Fragmentation and Inconsistency

Countries have implemented diverse data protection laws, often with unique requirements and definitions. These differences create a complex international legal environment for businesses, requiring them to comply with a patchwork of regulations. Additionally, these differences will result in different email privacy law interpretations across jurisdictions. This inconsistency can lead to uncertainty for businesses and uneven user protection depending on location.

Scope and Applicability

Some countries have specific laws governing email privacy, while others have broader data protection laws encompassing email and other data types. Such differences can create confusion for businesses that are unsure which laws apply to their specific activities and data-handling practices. When transferring email data across borders, businesses must navigate complex legal frameworks and ensure compliance with relevant data protection regulations in the sending and receiving countries.

Balancing User Rights and Business Interests

Data protection laws typically grant individuals rights over personal data, such as access, rectification and deletion. Balancing user rights with business interests for data collection, storage, and analysis can be challenging. Furthermore, businesses must be transparent about their data practices and accountable to users regarding their data rights. This transparency requires implementing effective data governance processes and responding to user enquiries promptly and effectively.

Technological Advancements and Emerging Risks

New technological advances like cloud computing and artificial intelligence pose additional challenges to email privacy laws. Businesses must adapt their data protection practices to address the evolving risks associated with these technologies. Data breaches and other cybersecurity threats remain a significant concern for email privacy. So, businesses must implement robust security measures to protect user data.

How Can Businesses Address Email Privacy Laws Challenges?

How Can Businesses Address Email Privacy Laws Challenges
How Can Businesses Address Email Privacy Laws Challenges

Handling these growing challenges requires a multifaceted approach. Businesses should regularly monitor changes in data protection laws and regulations, consult with legal professionals specialising in data privacy to ensure compliance and establish clear policies, procedures and controls for data collection, storage and use.

Businesses can aim to provide clear and accessible information about data practices and respect user rights. These steps will help businesses navigate the evolving landscape of email privacy laws and contribute to a safer and more trustworthy online environment.

Examples of Email Privacy Laws Worldwide

The landscape of email privacy laws is complex and constantly evolving, with significant variations across the globe. There are 137 countries worldwide that have implemented data protection and privacy legislation, impacting email privacy to some extent. Major examples of these laws include the GDPR (General Data Protection Regulation) applicable across the EU, CPRA (California Privacy Rights Act and PIPL (Personal Information Protection Law) in China.

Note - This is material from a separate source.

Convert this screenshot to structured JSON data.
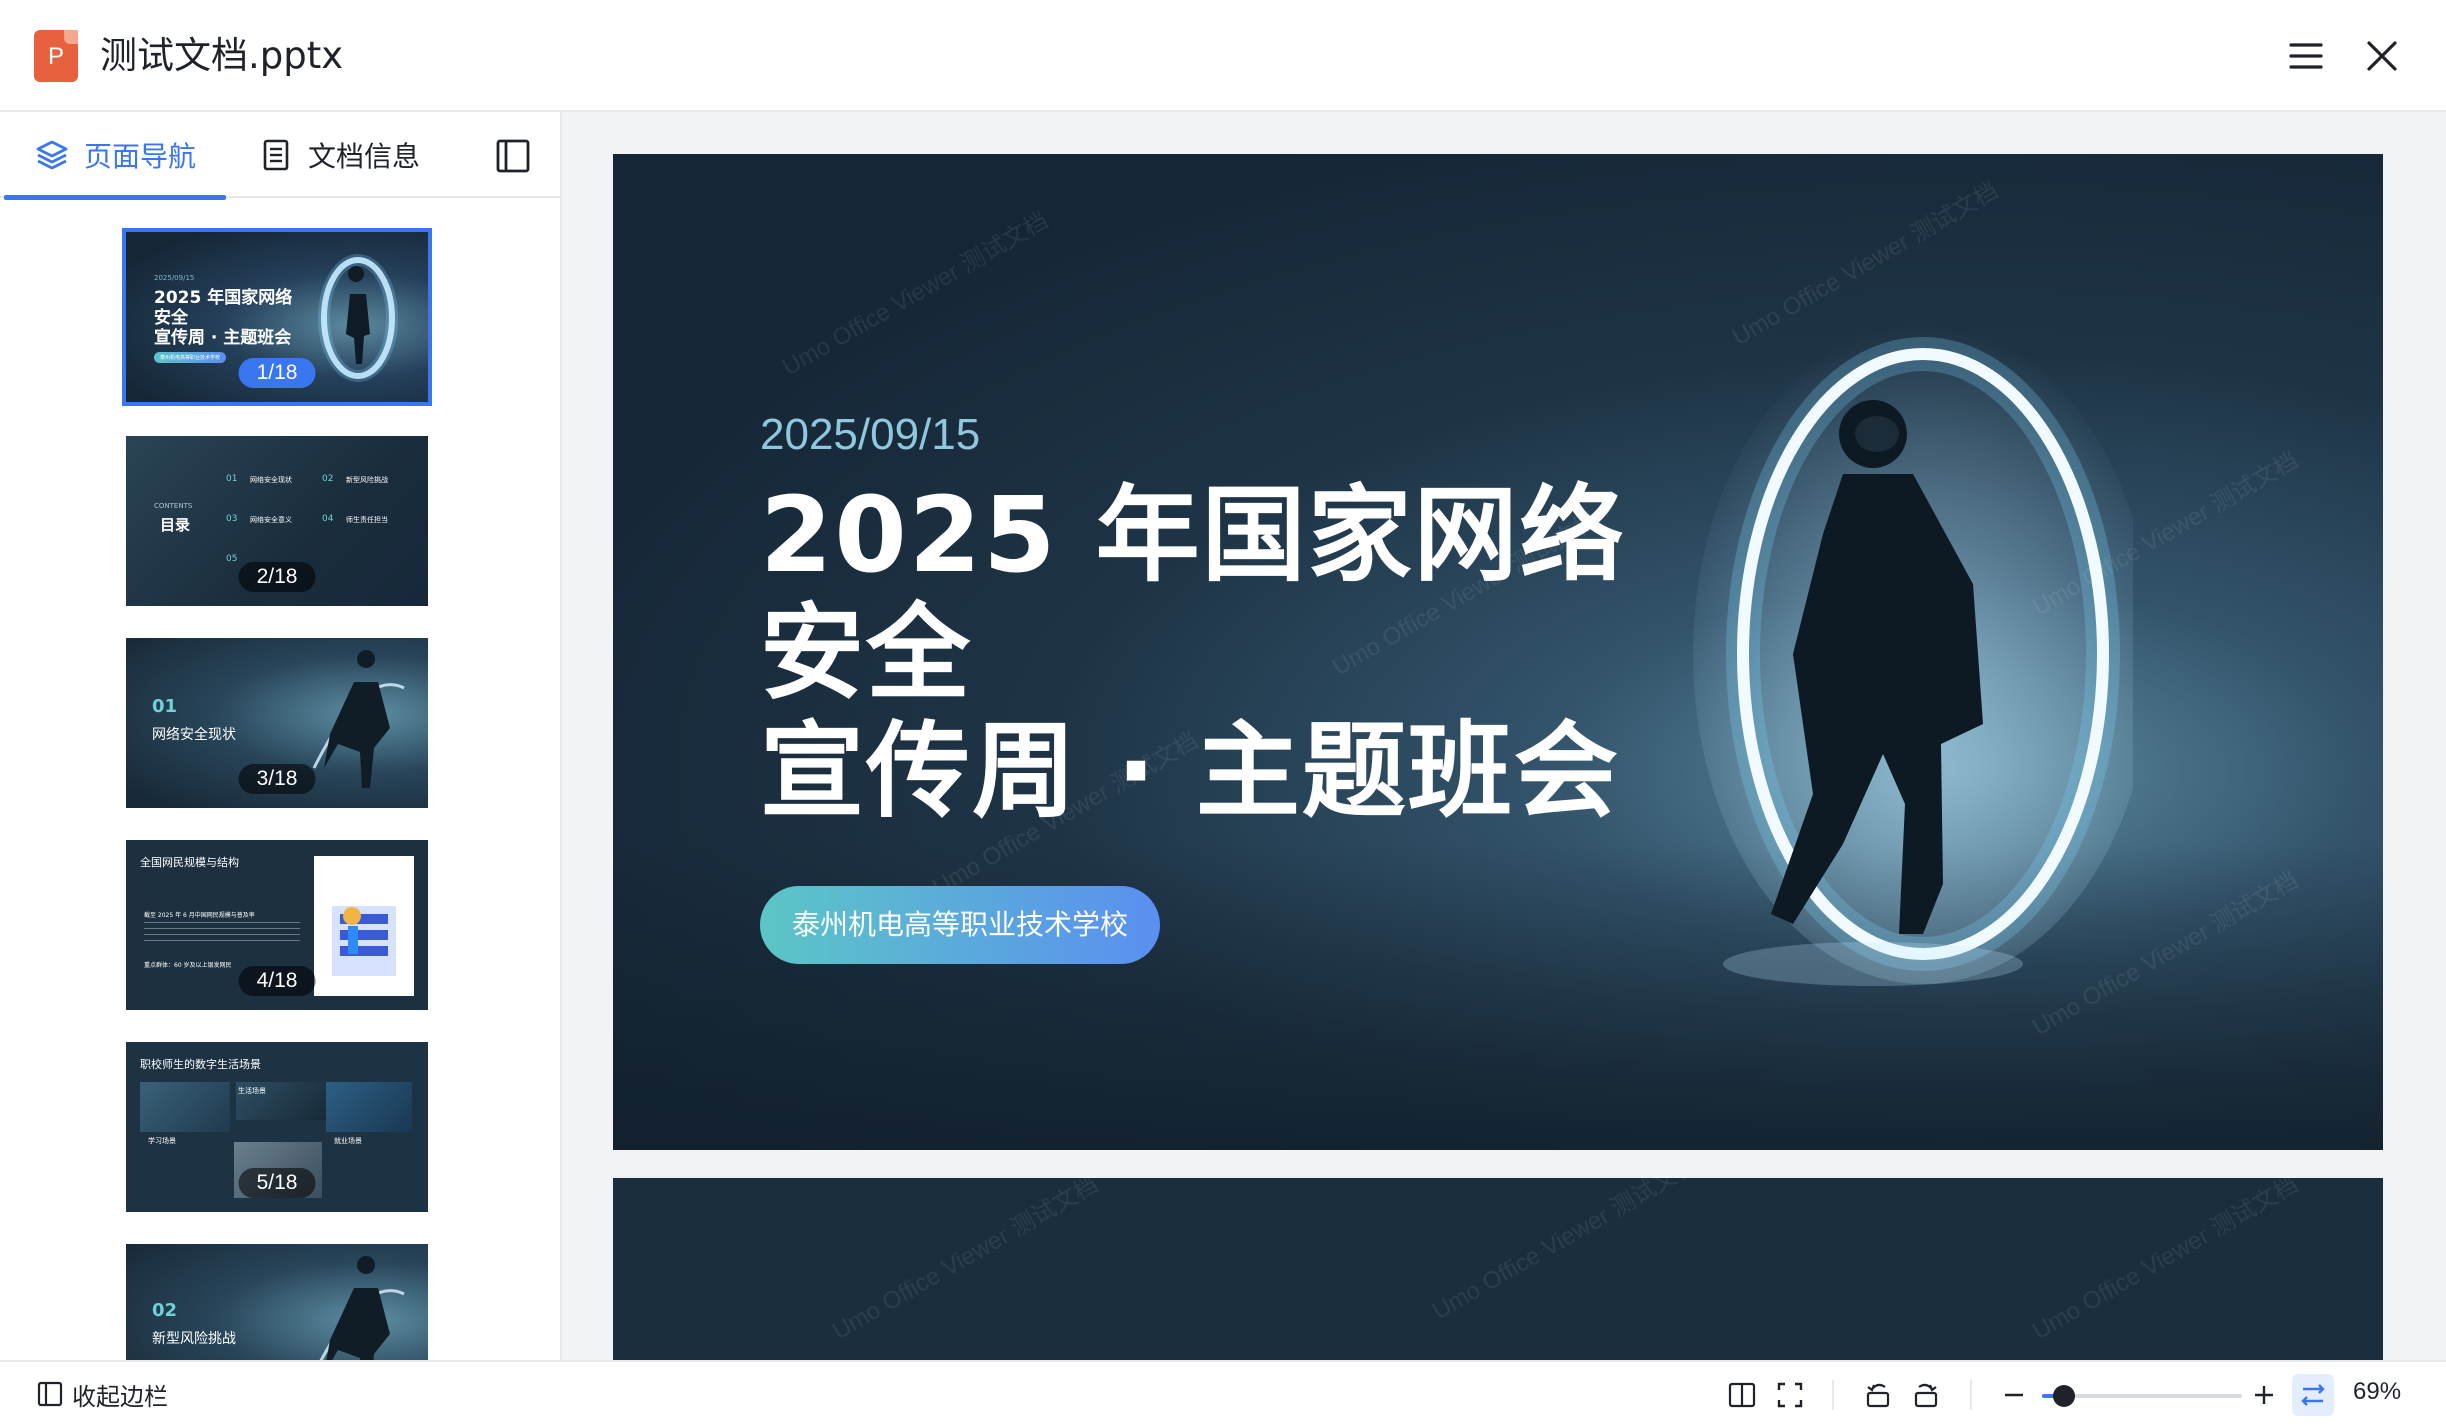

Businesses and ESPs must ensure the security of user data and aspire to reach compliance with applicable email privacy laws.